- _WHAT TO PRODUCE_
The data below must be returned in full and exactly.

---*---

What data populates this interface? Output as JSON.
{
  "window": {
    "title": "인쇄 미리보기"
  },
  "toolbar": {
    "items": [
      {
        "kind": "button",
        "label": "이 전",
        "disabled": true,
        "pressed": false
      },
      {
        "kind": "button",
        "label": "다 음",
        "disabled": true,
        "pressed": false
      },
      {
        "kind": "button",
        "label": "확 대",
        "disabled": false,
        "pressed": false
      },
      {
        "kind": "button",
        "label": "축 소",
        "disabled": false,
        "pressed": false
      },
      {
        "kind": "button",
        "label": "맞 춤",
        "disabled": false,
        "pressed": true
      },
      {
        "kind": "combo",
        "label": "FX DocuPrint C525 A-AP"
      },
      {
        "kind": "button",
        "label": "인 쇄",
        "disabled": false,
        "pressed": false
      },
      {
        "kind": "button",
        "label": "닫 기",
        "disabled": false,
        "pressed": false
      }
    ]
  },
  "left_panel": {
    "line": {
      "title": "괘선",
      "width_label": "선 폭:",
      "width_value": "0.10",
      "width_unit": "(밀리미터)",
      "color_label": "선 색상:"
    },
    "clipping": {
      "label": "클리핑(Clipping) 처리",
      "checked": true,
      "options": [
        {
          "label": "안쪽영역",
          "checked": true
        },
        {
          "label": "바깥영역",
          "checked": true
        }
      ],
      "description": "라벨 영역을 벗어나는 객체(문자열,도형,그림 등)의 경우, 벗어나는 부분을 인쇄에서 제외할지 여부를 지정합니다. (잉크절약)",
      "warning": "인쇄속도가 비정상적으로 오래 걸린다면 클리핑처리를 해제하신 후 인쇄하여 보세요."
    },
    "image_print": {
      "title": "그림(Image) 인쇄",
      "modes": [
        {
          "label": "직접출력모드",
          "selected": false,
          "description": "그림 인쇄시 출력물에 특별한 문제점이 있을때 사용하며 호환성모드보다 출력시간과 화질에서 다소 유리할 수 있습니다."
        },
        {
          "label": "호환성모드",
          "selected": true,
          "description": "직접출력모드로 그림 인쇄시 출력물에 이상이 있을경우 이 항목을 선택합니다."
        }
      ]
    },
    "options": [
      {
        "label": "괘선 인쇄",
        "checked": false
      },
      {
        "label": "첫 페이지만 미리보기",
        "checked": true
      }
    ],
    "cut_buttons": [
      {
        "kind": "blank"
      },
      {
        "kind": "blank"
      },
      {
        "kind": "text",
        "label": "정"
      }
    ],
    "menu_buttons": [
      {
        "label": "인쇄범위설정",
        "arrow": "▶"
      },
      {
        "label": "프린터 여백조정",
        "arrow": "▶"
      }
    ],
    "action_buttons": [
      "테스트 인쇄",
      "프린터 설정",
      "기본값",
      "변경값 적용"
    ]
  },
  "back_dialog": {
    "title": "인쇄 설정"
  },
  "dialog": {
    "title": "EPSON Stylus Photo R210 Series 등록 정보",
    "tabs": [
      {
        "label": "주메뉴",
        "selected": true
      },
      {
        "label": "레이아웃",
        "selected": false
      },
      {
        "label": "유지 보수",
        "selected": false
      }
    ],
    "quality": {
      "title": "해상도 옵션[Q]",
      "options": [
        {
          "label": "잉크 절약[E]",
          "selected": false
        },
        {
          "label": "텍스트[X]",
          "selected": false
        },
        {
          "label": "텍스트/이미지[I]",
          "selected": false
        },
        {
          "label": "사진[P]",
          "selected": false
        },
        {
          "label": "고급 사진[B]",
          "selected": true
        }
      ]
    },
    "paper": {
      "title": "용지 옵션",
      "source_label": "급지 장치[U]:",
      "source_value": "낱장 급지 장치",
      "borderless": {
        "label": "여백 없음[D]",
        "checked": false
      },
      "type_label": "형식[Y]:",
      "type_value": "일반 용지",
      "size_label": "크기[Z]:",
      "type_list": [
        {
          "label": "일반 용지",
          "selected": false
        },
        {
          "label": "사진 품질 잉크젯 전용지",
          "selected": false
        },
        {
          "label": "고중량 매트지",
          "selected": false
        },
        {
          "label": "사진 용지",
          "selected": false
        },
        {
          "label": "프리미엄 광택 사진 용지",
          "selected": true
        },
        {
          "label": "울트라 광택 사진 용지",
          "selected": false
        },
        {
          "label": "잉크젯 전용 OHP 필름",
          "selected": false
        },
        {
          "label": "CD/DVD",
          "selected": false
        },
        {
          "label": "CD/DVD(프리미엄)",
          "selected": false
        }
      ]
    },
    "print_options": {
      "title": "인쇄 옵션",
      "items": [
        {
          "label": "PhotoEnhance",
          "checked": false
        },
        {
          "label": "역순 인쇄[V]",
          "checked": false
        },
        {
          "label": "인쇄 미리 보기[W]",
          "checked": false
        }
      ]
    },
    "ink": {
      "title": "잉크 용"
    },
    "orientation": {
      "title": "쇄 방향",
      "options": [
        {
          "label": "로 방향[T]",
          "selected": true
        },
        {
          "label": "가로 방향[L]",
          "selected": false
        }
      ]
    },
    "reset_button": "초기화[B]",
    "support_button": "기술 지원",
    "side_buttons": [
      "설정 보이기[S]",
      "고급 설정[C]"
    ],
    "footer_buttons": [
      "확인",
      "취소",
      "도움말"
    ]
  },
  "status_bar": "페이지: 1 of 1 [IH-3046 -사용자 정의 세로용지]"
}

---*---

- _YOUR RESPONSE_
What data populates this interface? Output as JSON.
{
  "window": {
    "title": "인쇄 미리보기"
  },
  "toolbar": {
    "items": [
      {
        "kind": "button",
        "label": "이 전",
        "disabled": true,
        "pressed": false
      },
      {
        "kind": "button",
        "label": "다 음",
        "disabled": true,
        "pressed": false
      },
      {
        "kind": "button",
        "label": "확 대",
        "disabled": false,
        "pressed": false
      },
      {
        "kind": "button",
        "label": "축 소",
        "disabled": false,
        "pressed": false
      },
      {
        "kind": "button",
        "label": "맞 춤",
        "disabled": false,
        "pressed": true
      },
      {
        "kind": "combo",
        "label": "FX DocuPrint C525 A-AP"
      },
      {
        "kind": "button",
        "label": "인 쇄",
        "disabled": false,
        "pressed": false
      },
      {
        "kind": "button",
        "label": "닫 기",
        "disabled": false,
        "pressed": false
      }
    ]
  },
  "left_panel": {
    "line": {
      "title": "괘선",
      "width_label": "선 폭:",
      "width_value": "0.10",
      "width_unit": "(밀리미터)",
      "color_label": "선 색상:"
    },
    "clipping": {
      "label": "클리핑(Clipping) 처리",
      "checked": true,
      "options": [
        {
          "label": "안쪽영역",
          "checked": true
        },
        {
          "label": "바깥영역",
          "checked": true
        }
      ],
      "description": "라벨 영역을 벗어나는 객체(문자열,도형,그림 등)의 경우, 벗어나는 부분을 인쇄에서 제외할지 여부를 지정합니다. (잉크절약)",
      "warning": "인쇄속도가 비정상적으로 오래 걸린다면 클리핑처리를 해제하신 후 인쇄하여 보세요."
    },
    "image_print": {
      "title": "그림(Image) 인쇄",
      "modes": [
        {
          "label": "직접출력모드",
          "selected": false,
          "description": "그림 인쇄시 출력물에 특별한 문제점이 있을때 사용하며 호환성모드보다 출력시간과 화질에서 다소 유리할 수 있습니다."
        },
        {
          "label": "호환성모드",
          "selected": true,
          "description": "직접출력모드로 그림 인쇄시 출력물에 이상이 있을경우 이 항목을 선택합니다."
        }
      ]
    },
    "options": [
      {
        "label": "괘선 인쇄",
        "checked": false
      },
      {
        "label": "첫 페이지만 미리보기",
        "checked": true
      }
    ],
    "cut_buttons": [
      {
        "kind": "blank"
      },
      {
        "kind": "blank"
      },
      {
        "kind": "text",
        "label": "정"
      }
    ],
    "menu_buttons": [
      {
        "label": "인쇄범위설정",
        "arrow": "▶"
      },
      {
        "label": "프린터 여백조정",
        "arrow": "▶"
      }
    ],
    "action_buttons": [
      "테스트 인쇄",
      "프린터 설정",
      "기본값",
      "변경값 적용"
    ]
  },
  "back_dialog": {
    "title": "인쇄 설정"
  },
  "dialog": {
    "title": "EPSON Stylus Photo R210 Series 등록 정보",
    "tabs": [
      {
        "label": "주메뉴",
        "selected": true
      },
      {
        "label": "레이아웃",
        "selected": false
      },
      {
        "label": "유지 보수",
        "selected": false
      }
    ],
    "quality": {
      "title": "해상도 옵션[Q]",
      "options": [
        {
          "label": "잉크 절약[E]",
          "selected": false
        },
        {
          "label": "텍스트[X]",
          "selected": false
        },
        {
          "label": "텍스트/이미지[I]",
          "selected": false
        },
        {
          "label": "사진[P]",
          "selected": false
        },
        {
          "label": "고급 사진[B]",
          "selected": true
        }
      ]
    },
    "paper": {
      "title": "용지 옵션",
      "source_label": "급지 장치[U]:",
      "source_value": "낱장 급지 장치",
      "borderless": {
        "label": "여백 없음[D]",
        "checked": false
      },
      "type_label": "형식[Y]:",
      "type_value": "일반 용지",
      "size_label": "크기[Z]:",
      "type_list": [
        {
          "label": "일반 용지",
          "selected": false
        },
        {
          "label": "사진 품질 잉크젯 전용지",
          "selected": false
        },
        {
          "label": "고중량 매트지",
          "selected": false
        },
        {
          "label": "사진 용지",
          "selected": false
        },
        {
          "label": "프리미엄 광택 사진 용지",
          "selected": true
        },
        {
          "label": "울트라 광택 사진 용지",
          "selected": false
        },
        {
          "label": "잉크젯 전용 OHP 필름",
          "selected": false
        },
        {
          "label": "CD/DVD",
          "selected": false
        },
        {
          "label": "CD/DVD(프리미엄)",
          "selected": false
        }
      ]
    },
    "print_options": {
      "title": "인쇄 옵션",
      "items": [
        {
          "label": "PhotoEnhance",
          "checked": false
        },
        {
          "label": "역순 인쇄[V]",
          "checked": false
        },
        {
          "label": "인쇄 미리 보기[W]",
          "checked": false
        }
      ]
    },
    "ink": {
      "title": "잉크 용"
    },
    "orientation": {
      "title": "쇄 방향",
      "options": [
        {
          "label": "로 방향[T]",
          "selected": true
        },
        {
          "label": "가로 방향[L]",
          "selected": false
        }
      ]
    },
    "reset_button": "초기화[B]",
    "support_button": "기술 지원",
    "side_buttons": [
      "설정 보이기[S]",
      "고급 설정[C]"
    ],
    "footer_buttons": [
      "확인",
      "취소",
      "도움말"
    ]
  },
  "status_bar": "페이지: 1 of 1 [IH-3046 -사용자 정의 세로용지]"
}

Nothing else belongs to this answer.